The only Khmer Rouge figure to be prosecuted by a United Nations-backed war crimes tribunal is arguing that his conviction should be overturned.
Lawyers for Kaing Guek Eav, also known as Duch, told the tribunal Monday that their client’s July 2010 conviction for crimes against humanity should be set aside because the former chief of a notorious prison and torture centre wasn’t a senior leader in the brutal regime.
They claim the Extraordinary Chambers in the Courts of Cambodia (ECCC), as the hybrid tribunal is officially known, has no jurisdiction to put anyone on trial but the most senior leaders of the Khmer Rouge.
“Duch was just a minor secretary who had no real authority to make decisions or to do anything contradictory to the orders from the upper echelons,” said Kar Savuth, one of Duch’s two co-counsels. “Therefore, he could not be considered among the most responsible persons.”
Savuth repeatedly asked for Duch to be released, saying that his client could not have violated international humanitarian law – because there was no such thing in Cambodia during the Khmer Rouge regime.
“There was no court of law,” he said. “And if there was no law, there was no crime.”
The Khmer Rouge are blamed for the deaths of at least 1.7 million people during its almost four-year rule – more than one-fifth of the country’s population at the time. Yet the question of who should be held criminally responsible has plagued this South-east Asian nation ever since the ultra-Maoist movement was toppled in 1979.
The Khmer Rouge cadres that are still alive are concentrated in areas along the Thai border – a situation that can see perpetrators living and working alongside victims.
Authorities here have urged reconciliation between former Khmer Rouge and the victims of the regime, stipulating that only senior leaders and those most culpable would be tried as part of the war crimes tribunal.
From teacher to prison chief
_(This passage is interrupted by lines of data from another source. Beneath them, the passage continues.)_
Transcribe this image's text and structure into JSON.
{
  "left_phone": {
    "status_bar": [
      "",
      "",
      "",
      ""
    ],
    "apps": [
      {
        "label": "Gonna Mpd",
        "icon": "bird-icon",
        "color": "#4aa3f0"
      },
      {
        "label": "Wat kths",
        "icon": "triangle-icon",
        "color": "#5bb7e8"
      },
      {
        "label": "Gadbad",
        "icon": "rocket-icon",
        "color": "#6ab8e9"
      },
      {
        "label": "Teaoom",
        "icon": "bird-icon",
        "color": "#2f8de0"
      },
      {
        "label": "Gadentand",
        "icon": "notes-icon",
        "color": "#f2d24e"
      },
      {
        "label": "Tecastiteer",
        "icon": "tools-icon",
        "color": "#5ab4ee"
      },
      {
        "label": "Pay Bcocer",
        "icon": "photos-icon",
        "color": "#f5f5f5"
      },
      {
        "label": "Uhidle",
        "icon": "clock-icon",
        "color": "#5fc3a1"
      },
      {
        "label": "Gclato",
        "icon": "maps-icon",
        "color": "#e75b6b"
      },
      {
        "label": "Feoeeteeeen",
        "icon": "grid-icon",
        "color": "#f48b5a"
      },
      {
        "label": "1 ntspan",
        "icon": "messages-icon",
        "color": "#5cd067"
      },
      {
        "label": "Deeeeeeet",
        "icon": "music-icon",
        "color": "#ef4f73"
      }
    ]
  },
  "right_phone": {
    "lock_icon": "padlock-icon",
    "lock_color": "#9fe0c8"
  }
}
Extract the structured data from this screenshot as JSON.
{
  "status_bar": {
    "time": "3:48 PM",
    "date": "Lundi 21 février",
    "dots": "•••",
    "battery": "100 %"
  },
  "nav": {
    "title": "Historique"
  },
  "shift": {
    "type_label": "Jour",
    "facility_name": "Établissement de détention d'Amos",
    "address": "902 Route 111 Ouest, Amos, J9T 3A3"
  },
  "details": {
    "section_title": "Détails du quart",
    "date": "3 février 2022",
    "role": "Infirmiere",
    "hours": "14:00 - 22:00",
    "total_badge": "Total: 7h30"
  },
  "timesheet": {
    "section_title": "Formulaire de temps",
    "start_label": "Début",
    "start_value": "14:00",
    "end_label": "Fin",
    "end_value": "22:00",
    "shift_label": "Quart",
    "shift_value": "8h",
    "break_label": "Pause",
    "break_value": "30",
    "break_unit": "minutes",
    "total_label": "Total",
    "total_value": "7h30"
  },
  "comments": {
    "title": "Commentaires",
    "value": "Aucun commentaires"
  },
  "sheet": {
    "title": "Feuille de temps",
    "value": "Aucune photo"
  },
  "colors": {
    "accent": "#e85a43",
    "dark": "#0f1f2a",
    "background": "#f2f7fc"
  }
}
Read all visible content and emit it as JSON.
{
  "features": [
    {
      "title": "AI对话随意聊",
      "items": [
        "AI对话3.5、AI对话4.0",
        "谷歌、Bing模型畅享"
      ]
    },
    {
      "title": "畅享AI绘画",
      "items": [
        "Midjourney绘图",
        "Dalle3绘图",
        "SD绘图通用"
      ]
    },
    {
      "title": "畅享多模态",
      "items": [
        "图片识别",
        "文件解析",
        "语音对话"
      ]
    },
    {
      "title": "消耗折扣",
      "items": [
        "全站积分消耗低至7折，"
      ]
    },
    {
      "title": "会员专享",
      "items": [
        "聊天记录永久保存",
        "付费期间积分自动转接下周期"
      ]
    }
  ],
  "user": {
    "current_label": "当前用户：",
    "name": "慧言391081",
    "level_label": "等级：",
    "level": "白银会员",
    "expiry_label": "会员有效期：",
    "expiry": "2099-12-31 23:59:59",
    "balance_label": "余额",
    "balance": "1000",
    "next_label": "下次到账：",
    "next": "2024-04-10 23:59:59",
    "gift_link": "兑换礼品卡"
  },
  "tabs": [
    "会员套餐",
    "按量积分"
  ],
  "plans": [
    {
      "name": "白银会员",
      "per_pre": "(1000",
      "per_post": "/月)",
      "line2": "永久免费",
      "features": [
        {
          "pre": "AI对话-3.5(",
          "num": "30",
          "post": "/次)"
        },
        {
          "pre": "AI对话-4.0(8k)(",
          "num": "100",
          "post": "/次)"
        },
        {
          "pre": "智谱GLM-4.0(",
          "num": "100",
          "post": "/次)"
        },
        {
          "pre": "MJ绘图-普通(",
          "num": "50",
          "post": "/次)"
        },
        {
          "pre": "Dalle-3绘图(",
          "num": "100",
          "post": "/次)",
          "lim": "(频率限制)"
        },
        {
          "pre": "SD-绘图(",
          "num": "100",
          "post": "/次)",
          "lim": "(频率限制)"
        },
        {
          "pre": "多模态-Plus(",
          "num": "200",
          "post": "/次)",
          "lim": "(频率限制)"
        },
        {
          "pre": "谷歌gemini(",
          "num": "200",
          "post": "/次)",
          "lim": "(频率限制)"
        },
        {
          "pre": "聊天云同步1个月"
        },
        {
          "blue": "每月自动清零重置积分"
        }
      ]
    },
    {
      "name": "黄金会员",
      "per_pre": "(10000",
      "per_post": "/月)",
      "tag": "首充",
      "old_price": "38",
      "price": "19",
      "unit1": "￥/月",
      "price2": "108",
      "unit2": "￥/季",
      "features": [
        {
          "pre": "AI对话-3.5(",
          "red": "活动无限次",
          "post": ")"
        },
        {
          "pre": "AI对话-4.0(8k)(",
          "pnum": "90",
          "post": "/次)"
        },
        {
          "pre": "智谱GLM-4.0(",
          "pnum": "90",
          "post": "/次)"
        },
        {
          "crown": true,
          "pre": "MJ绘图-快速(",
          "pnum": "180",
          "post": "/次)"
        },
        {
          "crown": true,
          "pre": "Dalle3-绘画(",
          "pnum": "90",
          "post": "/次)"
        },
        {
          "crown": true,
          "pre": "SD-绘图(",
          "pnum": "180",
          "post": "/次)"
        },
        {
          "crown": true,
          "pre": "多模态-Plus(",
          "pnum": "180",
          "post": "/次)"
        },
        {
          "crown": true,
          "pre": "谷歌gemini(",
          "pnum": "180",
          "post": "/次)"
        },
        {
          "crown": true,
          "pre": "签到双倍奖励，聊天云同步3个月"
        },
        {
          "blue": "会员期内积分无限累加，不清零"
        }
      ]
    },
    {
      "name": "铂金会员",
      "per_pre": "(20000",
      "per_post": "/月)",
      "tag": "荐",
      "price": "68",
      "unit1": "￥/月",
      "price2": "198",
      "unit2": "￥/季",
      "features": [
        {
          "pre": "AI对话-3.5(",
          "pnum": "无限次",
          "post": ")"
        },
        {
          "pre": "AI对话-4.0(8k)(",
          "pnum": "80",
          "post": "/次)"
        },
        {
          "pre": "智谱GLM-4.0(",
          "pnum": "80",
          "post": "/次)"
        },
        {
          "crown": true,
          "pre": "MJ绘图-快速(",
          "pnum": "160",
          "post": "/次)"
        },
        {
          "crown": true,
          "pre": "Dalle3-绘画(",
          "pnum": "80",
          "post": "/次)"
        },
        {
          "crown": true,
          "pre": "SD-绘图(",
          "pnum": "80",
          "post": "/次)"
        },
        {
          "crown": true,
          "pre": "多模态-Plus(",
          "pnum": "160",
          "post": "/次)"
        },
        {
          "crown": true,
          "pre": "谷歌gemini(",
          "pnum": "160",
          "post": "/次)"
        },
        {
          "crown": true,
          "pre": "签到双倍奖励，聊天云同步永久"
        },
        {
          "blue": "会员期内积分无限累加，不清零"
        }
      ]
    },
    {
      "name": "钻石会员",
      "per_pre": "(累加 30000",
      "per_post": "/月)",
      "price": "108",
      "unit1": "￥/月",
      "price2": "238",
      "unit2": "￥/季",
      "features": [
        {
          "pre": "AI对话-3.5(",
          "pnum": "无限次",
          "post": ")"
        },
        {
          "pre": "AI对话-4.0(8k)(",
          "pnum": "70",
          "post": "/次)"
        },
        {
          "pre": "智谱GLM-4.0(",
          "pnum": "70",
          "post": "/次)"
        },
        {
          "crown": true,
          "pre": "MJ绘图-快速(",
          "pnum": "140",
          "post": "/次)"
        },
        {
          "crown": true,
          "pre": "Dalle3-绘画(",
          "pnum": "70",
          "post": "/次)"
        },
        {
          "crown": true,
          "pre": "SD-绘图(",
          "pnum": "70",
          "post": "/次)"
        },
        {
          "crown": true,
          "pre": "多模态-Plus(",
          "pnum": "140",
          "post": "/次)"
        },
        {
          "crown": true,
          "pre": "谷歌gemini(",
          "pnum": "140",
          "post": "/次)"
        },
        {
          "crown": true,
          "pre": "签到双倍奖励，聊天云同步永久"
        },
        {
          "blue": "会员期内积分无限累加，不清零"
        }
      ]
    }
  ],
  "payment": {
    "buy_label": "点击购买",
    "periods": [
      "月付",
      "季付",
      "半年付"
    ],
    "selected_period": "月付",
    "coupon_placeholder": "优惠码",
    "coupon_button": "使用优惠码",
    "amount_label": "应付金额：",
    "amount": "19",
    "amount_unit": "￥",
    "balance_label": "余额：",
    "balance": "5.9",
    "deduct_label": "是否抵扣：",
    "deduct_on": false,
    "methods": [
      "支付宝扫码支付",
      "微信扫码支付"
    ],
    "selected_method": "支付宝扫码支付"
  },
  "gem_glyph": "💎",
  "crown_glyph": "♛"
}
Duch, a former schoolteacher, was placed in charge of S-21, a one-time high school in central Phnom Penh that was converted into a detention centre for perceived enemies of the regime. Duch has admitted to overseeing a facility that interrogated, tortured and ultimately killed thousands; of the minimum 12,273 people who passed through its halls, only a handful survived.
Yet Duch was not part of the senior leadership of the Khmer Rouge – a point his lawyers have tried to reinforce during appeal proceedings this week, portraying him as a subordinate merely following orders from the regime’s upper brass.
Instead, they questioned why the heads of some 195 other prisons that were reportedly located throughout Cambodia have not been prosecuted.
“What happened to the other 195 prisons? Did those prisoners become millionaires? Why doesn’t the court find justice for them?” lawyer Kar Savuth said.
But court prosecutors say the defence argument is misleading and inadequate.
The tribunal is mandated to prosecute “senior leaders” as well as “those most responsible” for the crimes of the Khmer Rouge.
That means, prosecutors say, that the court is well within its rights to pursue other Khmer Rouge figures, if they are implicated as part of the most serious crimes.
Co-prosecutor Chea Leang said S-21, also known as Tuol Sleng, was more important to the party’s leadership than the other prisons scattered around the country. It was here, she noted, where key interrogations were carried out, including on Khmer Rouge officials suspected of betraying the regime.
“S-21 had the most power compared to other centres across the nation,” Leang said.
Some observers say the defence has failed to offer a compelling legal argument.
Anne Heindel, a legal advisor to the Documentation Centre of Cambodia, an NGO, said the court is within its mandate to try Khmer Rouge figures beyond the senior leaders.
“Duch certainly had enough responsibility to be in charge of Tuol Sleng and be there when almost 14,000 people were killed,” Heindel told IPS. “Just because he had people above him giving him orders isn’t going to get him out of it.”
Country awaits trial of senior leaders
Duch was offered an opportunity to address the court Monday but said little. Dressed in a light-coloured coat over a blue button-down shirt, he stood briefly only to authorize his lawyers to act on his behalf.
The ECCC’s main Trial Chamber found Duch guilty of crimes against humanity last July.
He was sentenced to 35 years in prison, but judges reduced the sentence by 5 years because he had been illegally detained. Because of time already served, the sentence meant that Duch was to spend 19 more years in prison.
Duch is urging the tribunal to overturn his conviction altogether and release him. The prosecution is also appealing the original ruling, arguing that the sentence was too low. Civil parties, made up of Khmer Rouge victims, have also appealed. The proceedings are scheduled to last one week, with a decision expected to take months.
Duch was the first Khmer Rouge figure to be convicted by the court. Four senior leaders have been indicted for crimes against humanity and genocide and are currently awaiting trial as part of the tribunal’s second phase. Court officials say the trial should get underway later this year.
This story was first published by IPS.